▸ Exercise brief
An exact copy of all the data below is required.
================================
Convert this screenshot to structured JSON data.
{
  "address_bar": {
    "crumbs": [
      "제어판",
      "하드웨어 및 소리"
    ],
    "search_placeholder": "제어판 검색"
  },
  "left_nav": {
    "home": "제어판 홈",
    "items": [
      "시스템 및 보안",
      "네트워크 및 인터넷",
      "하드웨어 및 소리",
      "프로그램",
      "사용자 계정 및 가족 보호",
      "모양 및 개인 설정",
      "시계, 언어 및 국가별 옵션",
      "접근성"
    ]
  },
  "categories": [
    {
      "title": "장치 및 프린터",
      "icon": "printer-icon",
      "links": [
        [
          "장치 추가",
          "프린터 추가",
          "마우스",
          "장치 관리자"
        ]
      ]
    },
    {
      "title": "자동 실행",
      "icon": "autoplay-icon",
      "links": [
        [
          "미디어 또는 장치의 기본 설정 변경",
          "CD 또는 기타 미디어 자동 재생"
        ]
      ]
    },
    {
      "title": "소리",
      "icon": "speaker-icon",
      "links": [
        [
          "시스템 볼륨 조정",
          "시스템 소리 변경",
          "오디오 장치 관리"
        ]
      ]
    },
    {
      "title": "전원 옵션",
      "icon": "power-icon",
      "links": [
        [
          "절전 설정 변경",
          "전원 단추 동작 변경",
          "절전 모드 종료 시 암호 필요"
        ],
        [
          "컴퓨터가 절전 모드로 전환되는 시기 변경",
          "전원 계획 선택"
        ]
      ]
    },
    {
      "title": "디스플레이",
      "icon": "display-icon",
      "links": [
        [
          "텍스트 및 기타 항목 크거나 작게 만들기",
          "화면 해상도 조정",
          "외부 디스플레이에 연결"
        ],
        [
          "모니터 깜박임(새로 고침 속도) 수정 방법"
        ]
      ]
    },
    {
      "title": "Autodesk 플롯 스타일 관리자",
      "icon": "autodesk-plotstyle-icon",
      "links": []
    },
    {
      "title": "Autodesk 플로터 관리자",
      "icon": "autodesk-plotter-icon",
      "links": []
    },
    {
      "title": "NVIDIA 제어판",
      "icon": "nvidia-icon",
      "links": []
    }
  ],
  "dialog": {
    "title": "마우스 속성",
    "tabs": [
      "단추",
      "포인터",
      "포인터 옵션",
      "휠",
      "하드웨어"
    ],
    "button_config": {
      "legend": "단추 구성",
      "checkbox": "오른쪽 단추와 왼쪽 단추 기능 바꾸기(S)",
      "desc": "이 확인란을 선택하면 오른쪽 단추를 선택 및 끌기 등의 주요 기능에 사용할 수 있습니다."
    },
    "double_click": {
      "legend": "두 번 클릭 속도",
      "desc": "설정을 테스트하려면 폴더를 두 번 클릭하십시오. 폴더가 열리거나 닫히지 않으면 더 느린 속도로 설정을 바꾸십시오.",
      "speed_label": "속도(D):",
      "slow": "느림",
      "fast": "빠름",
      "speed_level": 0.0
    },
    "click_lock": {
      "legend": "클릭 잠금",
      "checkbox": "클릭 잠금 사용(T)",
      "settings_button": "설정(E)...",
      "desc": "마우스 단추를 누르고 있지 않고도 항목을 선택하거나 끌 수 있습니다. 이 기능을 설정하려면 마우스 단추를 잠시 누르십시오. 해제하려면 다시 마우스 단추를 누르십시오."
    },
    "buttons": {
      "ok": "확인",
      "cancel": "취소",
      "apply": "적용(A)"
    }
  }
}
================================
▸ Exercise solution
Convert this screenshot to structured JSON data.
{
  "address_bar": {
    "crumbs": [
      "제어판",
      "하드웨어 및 소리"
    ],
    "search_placeholder": "제어판 검색"
  },
  "left_nav": {
    "home": "제어판 홈",
    "items": [
      "시스템 및 보안",
      "네트워크 및 인터넷",
      "하드웨어 및 소리",
      "프로그램",
      "사용자 계정 및 가족 보호",
      "모양 및 개인 설정",
      "시계, 언어 및 국가별 옵션",
      "접근성"
    ]
  },
  "categories": [
    {
      "title": "장치 및 프린터",
      "icon": "printer-icon",
      "links": [
        [
          "장치 추가",
          "프린터 추가",
          "마우스",
          "장치 관리자"
        ]
      ]
    },
    {
      "title": "자동 실행",
      "icon": "autoplay-icon",
      "links": [
        [
          "미디어 또는 장치의 기본 설정 변경",
          "CD 또는 기타 미디어 자동 재생"
        ]
      ]
    },
    {
      "title": "소리",
      "icon": "speaker-icon",
      "links": [
        [
          "시스템 볼륨 조정",
          "시스템 소리 변경",
          "오디오 장치 관리"
        ]
      ]
    },
    {
      "title": "전원 옵션",
      "icon": "power-icon",
      "links": [
        [
          "절전 설정 변경",
          "전원 단추 동작 변경",
          "절전 모드 종료 시 암호 필요"
        ],
        [
          "컴퓨터가 절전 모드로 전환되는 시기 변경",
          "전원 계획 선택"
        ]
      ]
    },
    {
      "title": "디스플레이",
      "icon": "display-icon",
      "links": [
        [
          "텍스트 및 기타 항목 크거나 작게 만들기",
          "화면 해상도 조정",
          "외부 디스플레이에 연결"
        ],
        [
          "모니터 깜박임(새로 고침 속도) 수정 방법"
        ]
      ]
    },
    {
      "title": "Autodesk 플롯 스타일 관리자",
      "icon": "autodesk-plotstyle-icon",
      "links": []
    },
    {
      "title": "Autodesk 플로터 관리자",
      "icon": "autodesk-plotter-icon",
      "links": []
    },
    {
      "title": "NVIDIA 제어판",
      "icon": "nvidia-icon",
      "links": []
    }
  ],
  "dialog": {
    "title": "마우스 속성",
    "tabs": [
      "단추",
      "포인터",
      "포인터 옵션",
      "휠",
      "하드웨어"
    ],
    "button_config": {
      "legend": "단추 구성",
      "checkbox": "오른쪽 단추와 왼쪽 단추 기능 바꾸기(S)",
      "desc": "이 확인란을 선택하면 오른쪽 단추를 선택 및 끌기 등의 주요 기능에 사용할 수 있습니다."
    },
    "double_click": {
      "legend": "두 번 클릭 속도",
      "desc": "설정을 테스트하려면 폴더를 두 번 클릭하십시오. 폴더가 열리거나 닫히지 않으면 더 느린 속도로 설정을 바꾸십시오.",
      "speed_label": "속도(D):",
      "slow": "느림",
      "fast": "빠름",
      "speed_level": 0.0
    },
    "click_lock": {
      "legend": "클릭 잠금",
      "checkbox": "클릭 잠금 사용(T)",
      "settings_button": "설정(E)...",
      "desc": "마우스 단추를 누르고 있지 않고도 항목을 선택하거나 끌 수 있습니다. 이 기능을 설정하려면 마우스 단추를 잠시 누르십시오. 해제하려면 다시 마우스 단추를 누르십시오."
    },
    "buttons": {
      "ok": "확인",
      "cancel": "취소",
      "apply": "적용(A)"
    }
  }
}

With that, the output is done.